Finger pinches. Pinch the thumb to the tip of each finger in order to make doing daily activities easier, like tying shoelaces. The most important fingers that should be “pinched” by the thumb are the index finger, long finger, and side of index finger.
These exercises are very simple and can be done with elderly adults of various physical abilities. Talk to the elder’s doctor for more tips on helping your loved one relieve their rheumatoid arthritis pain.
If you or an aging loved one are considering Elderly Care Services in Lauderhill FL to provide companionship, compassion and motivation, please contact the caring staff at Responsive Home Care. Call today 954-486-6440.

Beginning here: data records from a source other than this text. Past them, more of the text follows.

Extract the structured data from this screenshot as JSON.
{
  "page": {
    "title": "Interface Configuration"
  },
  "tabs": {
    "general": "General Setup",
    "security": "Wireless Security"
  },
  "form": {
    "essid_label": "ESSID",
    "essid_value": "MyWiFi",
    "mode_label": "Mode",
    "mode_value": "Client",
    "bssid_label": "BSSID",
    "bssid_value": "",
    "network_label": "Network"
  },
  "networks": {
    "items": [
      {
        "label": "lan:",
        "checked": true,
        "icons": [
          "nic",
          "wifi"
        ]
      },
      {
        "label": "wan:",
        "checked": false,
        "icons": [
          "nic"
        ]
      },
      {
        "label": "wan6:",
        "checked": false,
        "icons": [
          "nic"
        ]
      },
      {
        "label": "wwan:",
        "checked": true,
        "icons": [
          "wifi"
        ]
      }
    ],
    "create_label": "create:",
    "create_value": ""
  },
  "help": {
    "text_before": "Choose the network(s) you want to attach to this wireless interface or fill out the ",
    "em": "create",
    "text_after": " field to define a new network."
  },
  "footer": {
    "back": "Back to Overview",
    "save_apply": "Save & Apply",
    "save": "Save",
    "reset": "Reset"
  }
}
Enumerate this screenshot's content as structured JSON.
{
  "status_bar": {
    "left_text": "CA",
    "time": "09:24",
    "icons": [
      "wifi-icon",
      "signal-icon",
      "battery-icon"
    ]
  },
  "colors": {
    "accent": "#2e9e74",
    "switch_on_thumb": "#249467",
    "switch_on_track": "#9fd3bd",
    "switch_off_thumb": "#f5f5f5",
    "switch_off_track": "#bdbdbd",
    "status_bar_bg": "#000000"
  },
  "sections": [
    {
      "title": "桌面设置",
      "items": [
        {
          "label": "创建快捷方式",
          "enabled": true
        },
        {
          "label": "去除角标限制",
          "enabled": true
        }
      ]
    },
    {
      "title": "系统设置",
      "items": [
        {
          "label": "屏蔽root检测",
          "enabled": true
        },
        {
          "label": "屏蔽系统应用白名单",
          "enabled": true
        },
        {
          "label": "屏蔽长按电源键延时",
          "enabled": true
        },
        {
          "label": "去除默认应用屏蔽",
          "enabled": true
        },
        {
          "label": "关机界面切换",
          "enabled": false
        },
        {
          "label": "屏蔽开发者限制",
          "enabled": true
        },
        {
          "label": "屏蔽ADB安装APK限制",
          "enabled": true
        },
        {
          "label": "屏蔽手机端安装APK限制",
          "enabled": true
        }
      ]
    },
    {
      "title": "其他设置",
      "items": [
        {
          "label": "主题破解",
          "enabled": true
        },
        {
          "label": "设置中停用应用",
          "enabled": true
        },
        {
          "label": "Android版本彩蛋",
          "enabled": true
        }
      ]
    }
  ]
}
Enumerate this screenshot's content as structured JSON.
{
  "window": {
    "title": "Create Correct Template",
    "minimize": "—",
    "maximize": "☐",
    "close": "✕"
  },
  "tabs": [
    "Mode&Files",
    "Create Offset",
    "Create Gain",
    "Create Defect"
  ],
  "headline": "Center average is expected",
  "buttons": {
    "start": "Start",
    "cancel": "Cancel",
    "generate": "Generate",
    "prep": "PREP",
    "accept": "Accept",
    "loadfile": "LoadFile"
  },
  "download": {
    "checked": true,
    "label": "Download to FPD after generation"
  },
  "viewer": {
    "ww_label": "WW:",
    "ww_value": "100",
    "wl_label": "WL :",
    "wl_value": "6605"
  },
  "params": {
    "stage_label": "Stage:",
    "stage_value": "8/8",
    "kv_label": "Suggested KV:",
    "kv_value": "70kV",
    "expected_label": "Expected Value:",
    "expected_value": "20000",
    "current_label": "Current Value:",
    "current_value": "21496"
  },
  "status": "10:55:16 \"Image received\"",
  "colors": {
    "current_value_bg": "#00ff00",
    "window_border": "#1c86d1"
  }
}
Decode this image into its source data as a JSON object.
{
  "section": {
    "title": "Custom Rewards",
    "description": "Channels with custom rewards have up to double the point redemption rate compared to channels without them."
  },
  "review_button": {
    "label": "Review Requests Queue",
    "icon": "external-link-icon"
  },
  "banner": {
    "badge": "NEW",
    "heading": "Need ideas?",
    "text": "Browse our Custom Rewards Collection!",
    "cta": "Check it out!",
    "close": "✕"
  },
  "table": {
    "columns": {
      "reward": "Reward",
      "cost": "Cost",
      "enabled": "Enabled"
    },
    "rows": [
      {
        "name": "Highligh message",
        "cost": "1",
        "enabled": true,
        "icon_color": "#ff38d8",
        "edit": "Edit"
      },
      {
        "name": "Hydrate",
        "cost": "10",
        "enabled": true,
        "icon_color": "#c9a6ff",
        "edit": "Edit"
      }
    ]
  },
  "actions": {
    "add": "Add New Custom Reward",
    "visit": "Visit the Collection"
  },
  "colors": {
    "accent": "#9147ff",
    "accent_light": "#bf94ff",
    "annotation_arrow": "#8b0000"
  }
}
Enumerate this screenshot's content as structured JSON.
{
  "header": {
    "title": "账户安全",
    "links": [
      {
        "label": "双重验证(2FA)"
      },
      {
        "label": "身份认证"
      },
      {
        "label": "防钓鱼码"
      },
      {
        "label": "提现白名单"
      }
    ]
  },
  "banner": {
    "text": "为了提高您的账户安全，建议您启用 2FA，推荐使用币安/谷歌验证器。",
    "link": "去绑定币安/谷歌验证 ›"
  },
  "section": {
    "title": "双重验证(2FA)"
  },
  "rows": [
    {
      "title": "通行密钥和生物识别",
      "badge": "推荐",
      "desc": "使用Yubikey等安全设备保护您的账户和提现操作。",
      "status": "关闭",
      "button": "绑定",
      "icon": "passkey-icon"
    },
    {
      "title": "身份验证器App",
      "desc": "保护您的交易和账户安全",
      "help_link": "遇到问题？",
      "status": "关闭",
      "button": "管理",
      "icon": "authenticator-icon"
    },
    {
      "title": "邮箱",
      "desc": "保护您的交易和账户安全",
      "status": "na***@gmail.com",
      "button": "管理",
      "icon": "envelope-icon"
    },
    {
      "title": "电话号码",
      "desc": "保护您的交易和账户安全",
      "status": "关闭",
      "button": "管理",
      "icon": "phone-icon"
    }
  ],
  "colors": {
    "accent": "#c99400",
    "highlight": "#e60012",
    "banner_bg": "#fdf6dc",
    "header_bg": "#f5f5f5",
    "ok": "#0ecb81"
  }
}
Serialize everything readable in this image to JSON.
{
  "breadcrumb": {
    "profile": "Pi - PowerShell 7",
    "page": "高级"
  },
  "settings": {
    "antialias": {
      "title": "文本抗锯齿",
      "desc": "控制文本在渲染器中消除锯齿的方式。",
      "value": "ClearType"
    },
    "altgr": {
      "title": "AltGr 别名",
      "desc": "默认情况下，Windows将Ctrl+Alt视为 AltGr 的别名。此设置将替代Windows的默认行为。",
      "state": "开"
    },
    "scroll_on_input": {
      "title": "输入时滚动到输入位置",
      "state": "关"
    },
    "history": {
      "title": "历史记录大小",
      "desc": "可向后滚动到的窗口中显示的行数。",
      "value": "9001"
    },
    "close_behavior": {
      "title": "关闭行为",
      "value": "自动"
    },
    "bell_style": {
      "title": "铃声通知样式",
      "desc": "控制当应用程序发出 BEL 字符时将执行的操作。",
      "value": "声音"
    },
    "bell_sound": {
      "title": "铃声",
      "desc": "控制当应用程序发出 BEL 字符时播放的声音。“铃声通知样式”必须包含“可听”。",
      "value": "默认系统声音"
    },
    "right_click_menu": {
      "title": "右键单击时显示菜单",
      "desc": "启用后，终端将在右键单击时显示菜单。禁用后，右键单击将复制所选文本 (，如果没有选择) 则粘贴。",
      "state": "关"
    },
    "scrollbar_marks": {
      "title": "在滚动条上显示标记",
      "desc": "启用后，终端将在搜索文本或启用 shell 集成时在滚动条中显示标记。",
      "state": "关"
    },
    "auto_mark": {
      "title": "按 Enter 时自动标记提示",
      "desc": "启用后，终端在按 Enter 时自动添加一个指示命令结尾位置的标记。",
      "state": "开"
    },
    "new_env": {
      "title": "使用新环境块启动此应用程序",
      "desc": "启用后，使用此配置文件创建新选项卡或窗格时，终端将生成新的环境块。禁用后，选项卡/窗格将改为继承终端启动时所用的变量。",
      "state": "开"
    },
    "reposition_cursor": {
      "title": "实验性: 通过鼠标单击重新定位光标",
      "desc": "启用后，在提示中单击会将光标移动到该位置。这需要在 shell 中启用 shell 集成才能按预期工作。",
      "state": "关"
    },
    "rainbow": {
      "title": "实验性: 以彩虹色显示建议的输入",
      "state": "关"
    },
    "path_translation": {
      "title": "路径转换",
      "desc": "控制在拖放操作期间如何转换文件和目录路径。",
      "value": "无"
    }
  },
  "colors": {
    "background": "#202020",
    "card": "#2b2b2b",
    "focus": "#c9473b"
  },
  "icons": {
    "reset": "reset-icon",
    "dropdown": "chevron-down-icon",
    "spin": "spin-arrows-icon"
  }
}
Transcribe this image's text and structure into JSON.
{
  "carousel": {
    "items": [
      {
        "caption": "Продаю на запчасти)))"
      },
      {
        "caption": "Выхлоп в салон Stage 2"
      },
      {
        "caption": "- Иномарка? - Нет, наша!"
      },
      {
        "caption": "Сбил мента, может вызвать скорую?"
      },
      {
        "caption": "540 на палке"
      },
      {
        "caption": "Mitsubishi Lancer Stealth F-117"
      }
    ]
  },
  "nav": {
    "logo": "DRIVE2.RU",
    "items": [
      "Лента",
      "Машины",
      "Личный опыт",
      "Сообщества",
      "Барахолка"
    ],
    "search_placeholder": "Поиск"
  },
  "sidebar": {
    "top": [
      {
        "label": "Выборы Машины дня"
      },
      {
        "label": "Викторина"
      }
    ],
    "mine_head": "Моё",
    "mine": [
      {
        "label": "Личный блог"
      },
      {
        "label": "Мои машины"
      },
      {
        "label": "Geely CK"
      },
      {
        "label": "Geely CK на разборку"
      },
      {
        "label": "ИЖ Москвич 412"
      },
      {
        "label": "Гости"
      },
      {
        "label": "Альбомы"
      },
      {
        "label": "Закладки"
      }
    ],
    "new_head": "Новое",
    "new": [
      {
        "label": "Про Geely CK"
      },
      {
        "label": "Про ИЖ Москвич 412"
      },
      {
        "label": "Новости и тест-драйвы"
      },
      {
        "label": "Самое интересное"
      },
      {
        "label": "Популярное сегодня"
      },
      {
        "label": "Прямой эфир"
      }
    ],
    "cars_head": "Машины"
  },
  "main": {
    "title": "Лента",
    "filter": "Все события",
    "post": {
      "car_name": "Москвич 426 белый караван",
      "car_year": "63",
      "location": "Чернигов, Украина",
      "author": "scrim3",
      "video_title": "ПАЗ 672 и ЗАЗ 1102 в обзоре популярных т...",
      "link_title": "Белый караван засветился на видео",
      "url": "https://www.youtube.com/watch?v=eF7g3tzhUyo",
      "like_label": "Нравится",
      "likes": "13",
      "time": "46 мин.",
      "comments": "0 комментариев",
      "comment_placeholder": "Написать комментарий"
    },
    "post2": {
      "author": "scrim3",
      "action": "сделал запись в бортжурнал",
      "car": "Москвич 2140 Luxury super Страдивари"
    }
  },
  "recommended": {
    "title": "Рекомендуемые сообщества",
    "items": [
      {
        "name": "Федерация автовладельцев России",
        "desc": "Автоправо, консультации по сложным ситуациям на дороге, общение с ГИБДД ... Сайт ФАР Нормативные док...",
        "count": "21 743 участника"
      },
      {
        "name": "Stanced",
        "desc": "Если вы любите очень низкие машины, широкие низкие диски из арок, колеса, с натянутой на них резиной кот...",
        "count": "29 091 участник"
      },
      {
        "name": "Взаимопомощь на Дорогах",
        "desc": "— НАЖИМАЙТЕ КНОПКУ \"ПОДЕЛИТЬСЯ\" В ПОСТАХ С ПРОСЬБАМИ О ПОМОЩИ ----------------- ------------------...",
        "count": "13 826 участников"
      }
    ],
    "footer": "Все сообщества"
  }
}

Cancer survivors whose disease has gone into remission have so much to celebrate and be thankful for, and many are celebrating this October during Breast Cancer Awareness Month. But there may always remain a concern in the back of their minds: could the cancer return? For women who have survived breast cancer, there may at last be a way to put this fear to rest once and for all.
A simple blood test is showing great promise in predicting a relapse of breast cancer—as much as eight months in advance of it being detected by current imaging methods. And although the initial testing group was small, the prediction was accurate in an astounding 12 out of 15 women.
According to Dr. Nicholas Turner of the Institute of Cancer Research, lead author of the study, “We have shown how a simple blood test has the potential to accurately predict which patients will relapse from breast cancer, much earlier than we can currently.”
Although the test is not yet available to those outside of the study, the goal is to one day utilize this method to be able to individually tailor treatments, and hopefully bring us one step closer to eliminating breast cancer altogether.
Earlier this year, we reported on the discovery that microglia cells, a known fighter of infection, were at the heart of preventing Alzheimer’s plaques from forming. Already, however, a new twist to unraveling the Alzheimer’s puzzle has developed.
Utilizing a specific mouse model with the ability to develop Alzheimer’s disease, immune system abnormalities were studied, and it was discovered that a repressed immune system, rather than the previously determined amplified immune system, is in place for those with Alzheimer’s. According to Matthew Kan, the study’s first author, “It’s surprising, because [suppression of the immune system] is not what the field has been thinking is happening in Alzheimer’s disease.”
Dr. Carol Colton, the study’s senior author, notes, “We see this study opening the doors to thinking about Alzheimer’s in a completely different way, to break the stalemate of ideas in Alzheimer’s disease.” Read the full article from Alzheimer’s News Today, and keep an eye out for exciting new developments as this research progresses. Read the entire study article in the Journal of Neuroscience here.